Steaked and velvety skin. The cheese itself is white, ivory cream and dark beige, supple. Smell of goat. Nutty taste. Soft and melting texture.
10 days (fresh) to 6 weeks (strong). Raw milk. The curd coagulates for 20 hours at least. Drained without being cut for at least 12 hours. Kneaded, salted, moulded by hand, matured in a drying-shed or in a cellar, for 6 days at least.
Rocamadour has been called so, ever since it was awarded the AOC label. It was formerly called Cabécou de Rocamadour, or Cabécou de Gramat, and the inhabitants of the Lot department, and more precisely of the Haut-Quercy called it simply Cabécou.
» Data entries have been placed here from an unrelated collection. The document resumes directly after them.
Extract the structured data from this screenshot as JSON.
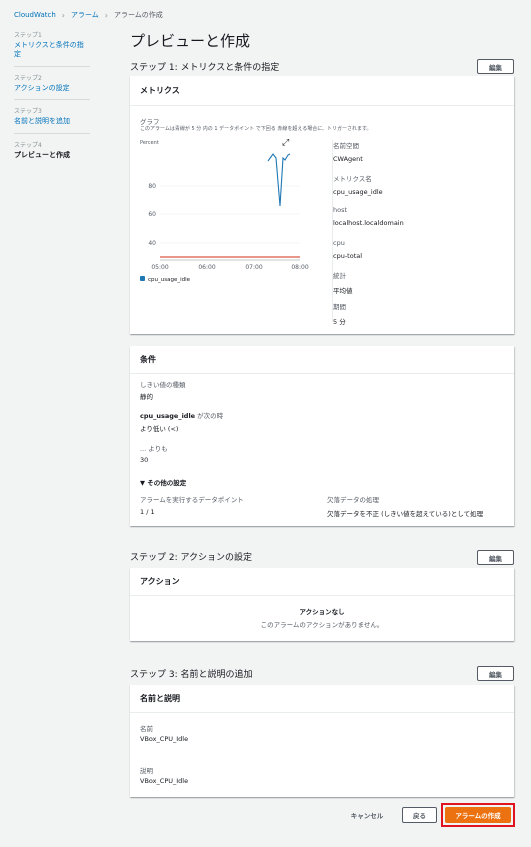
{
  "breadcrumb": [
    "CloudWatch",
    "アラーム",
    "アラームの作成"
  ],
  "steps": [
    {
      "num": "ステップ1",
      "label": "メトリクスと条件の指定"
    },
    {
      "num": "ステップ2",
      "label": "アクションの設定"
    },
    {
      "num": "ステップ3",
      "label": "名前と説明を追加"
    },
    {
      "num": "ステップ4",
      "label": "プレビューと作成"
    }
  ],
  "page_title": "プレビューと作成",
  "edit_label": "編集",
  "step1": {
    "header": "ステップ 1: メトリクスと条件の指定",
    "metrics_title": "メトリクス",
    "graph_label": "グラフ",
    "graph_desc": "このアラームは青線が 5 分 内の 1 データポイント で下回る 赤線を超える場合に、トリガーされます。",
    "chart": {
      "unit": "Percent",
      "y_ticks": [
        "80",
        "60",
        "40"
      ],
      "x_ticks": [
        "05:00",
        "06:00",
        "07:00",
        "08:00"
      ],
      "legend": "cpu_usage_idle"
    },
    "details": [
      {
        "label": "名前空間",
        "value": "CWAgent"
      },
      {
        "label": "メトリクス名",
        "value": "cpu_usage_idle"
      },
      {
        "label": "host",
        "value": "localhost.localdomain"
      },
      {
        "label": "cpu",
        "value": "cpu-total"
      },
      {
        "label": "統計",
        "value": "平均値"
      },
      {
        "label": "期間",
        "value": "5 分"
      }
    ],
    "conditions_title": "条件",
    "threshold_type_label": "しきい値の種類",
    "threshold_type_value": "静的",
    "when_metric": "cpu_usage_idle",
    "when_suffix": " が次の時",
    "when_value": "より低い (<)",
    "than_label": "... よりも",
    "than_value": "30",
    "additional_label": "その他の設定",
    "datapoints_label": "アラームを実行するデータポイント",
    "datapoints_value": "1 / 1",
    "missing_label": "欠落データの処理",
    "missing_value": "欠落データを不正 (しきい値を超えている)として処理"
  },
  "step2": {
    "header": "ステップ 2: アクションの設定",
    "actions_title": "アクション",
    "no_actions": "アクションなし",
    "no_actions_desc": "このアラームのアクションがありません。"
  },
  "step3": {
    "header": "ステップ 3: 名前と説明の追加",
    "card_title": "名前と説明",
    "name_label": "名前",
    "name_value": "VBox_CPU_Idle",
    "desc_label": "説明",
    "desc_value": "VBox_CPU_Idle"
  },
  "footer": {
    "cancel": "キャンセル",
    "back": "戻る",
    "create": "アラームの作成"
  },
  "colors": {
    "link": "#0073bb",
    "primary": "#ec7211",
    "highlight": "#e0141e",
    "series": "#1f77b4",
    "threshold": "#d13212"
  }
}
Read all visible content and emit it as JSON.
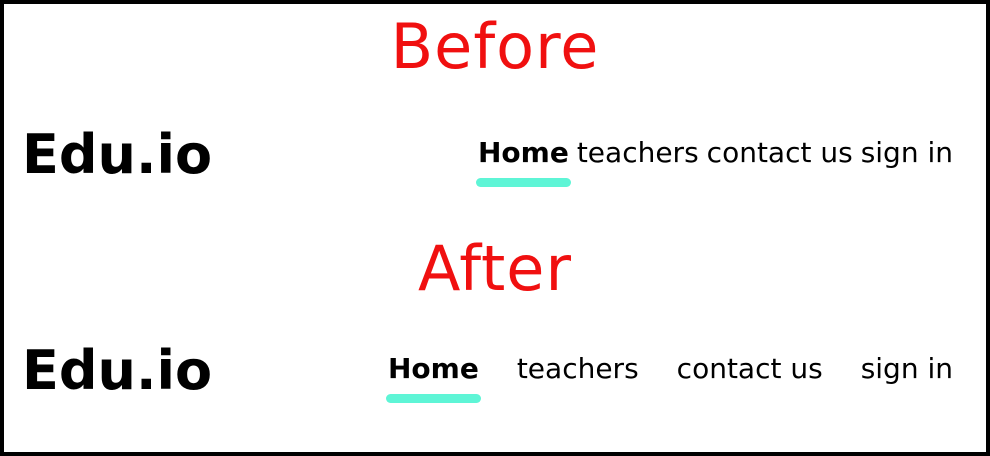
{
  "colors": {
    "caption": "#f01010",
    "accent": "#5ef5d6",
    "text": "#000000",
    "border": "#000000",
    "background": "#ffffff"
  },
  "before": {
    "caption": "Before",
    "logo": "Edu.io",
    "nav": [
      "Home",
      "teachers",
      "contact us",
      "sign in"
    ],
    "active_index": 0
  },
  "after": {
    "caption": "After",
    "logo": "Edu.io",
    "nav": [
      "Home",
      "teachers",
      "contact us",
      "sign in"
    ],
    "active_index": 0
  }
}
It name is linked to one of the most visited places in France, the village of Rocamadour, a religious place, built into cliffs, on the way to Saint-Jacques-de-Compostelle. Cabécou in Langue d'Oc ( the most spoken regional dialect in France) means small goat. Due to its size, the maturing of the cheese is very quick. In just 20 days, it reaches its creamy stage, and its skin can then be detached from the cream.
When very mature, it dries out and becomes very stong. It's hardly surprising that French families buy great quantities of it (trays of 12 Rocamadour). It can be eaten warm, with the nut oil that the region produces, or with honey. It is simply delicious. Maturing